* **RECORDS FOR THIS EXERCISE**:
• • • • •
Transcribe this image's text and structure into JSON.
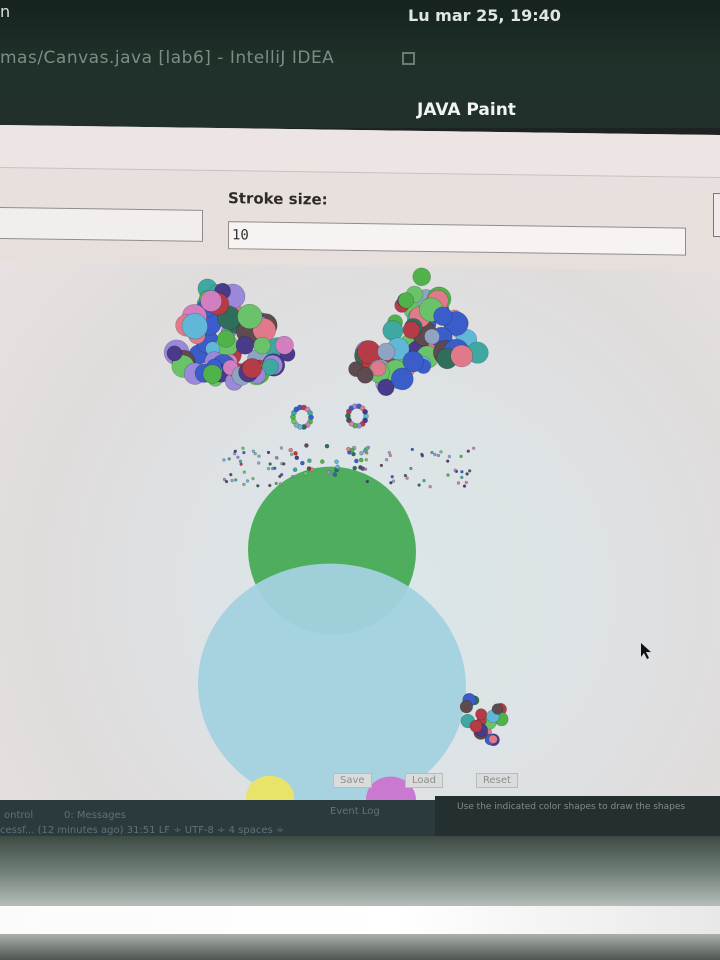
{
  "system_bar": {
    "menu_fragment": "n",
    "clock": "Lu mar 25, 19:40",
    "ide_title": "mas/Canvas.java [lab6] - IntelliJ IDEA"
  },
  "app": {
    "title": "JAVA Paint",
    "stroke_label": "Stroke size:",
    "stroke_value": "10",
    "left_field_value": "",
    "buttons": {
      "save": "Save",
      "load": "Load",
      "reset": "Reset"
    }
  },
  "status": {
    "tabs": [
      "ontrol",
      "0: Messages"
    ],
    "event_log": "Event Log",
    "line": "cessf... (12 minutes ago)   31:51   LF ÷   UTF-8 ÷   4 spaces ÷",
    "right_text": "Use the indicated color shapes to draw the shapes"
  },
  "drawing": {
    "colors": {
      "head": "#4fae5d",
      "body": "#9fd0dd",
      "left_foot": "#e9e36a",
      "right_foot": "#c97ad0",
      "accent_purple": "#4a3a8a",
      "accent_blue": "#3a5dc9",
      "accent_red": "#b53c47",
      "accent_teal": "#3fa8a0",
      "accent_green": "#4fb34a"
    }
  }
}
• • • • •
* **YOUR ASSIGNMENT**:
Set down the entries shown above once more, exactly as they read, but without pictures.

* **RESULT OF THIS TASK**:
Transcribe this image's text and structure into JSON.
{
  "system_bar": {
    "menu_fragment": "n",
    "clock": "Lu mar 25, 19:40",
    "ide_title": "mas/Canvas.java [lab6] - IntelliJ IDEA"
  },
  "app": {
    "title": "JAVA Paint",
    "stroke_label": "Stroke size:",
    "stroke_value": "10",
    "left_field_value": "",
    "buttons": {
      "save": "Save",
      "load": "Load",
      "reset": "Reset"
    }
  },
  "status": {
    "tabs": [
      "ontrol",
      "0: Messages"
    ],
    "event_log": "Event Log",
    "line": "cessf... (12 minutes ago)   31:51   LF ÷   UTF-8 ÷   4 spaces ÷",
    "right_text": "Use the indicated color shapes to draw the shapes"
  },
  "drawing": {
    "colors": {
      "head": "#4fae5d",
      "body": "#9fd0dd",
      "left_foot": "#e9e36a",
      "right_foot": "#c97ad0",
      "accent_purple": "#4a3a8a",
      "accent_blue": "#3a5dc9",
      "accent_red": "#b53c47",
      "accent_teal": "#3fa8a0",
      "accent_green": "#4fb34a"
    }
  }
}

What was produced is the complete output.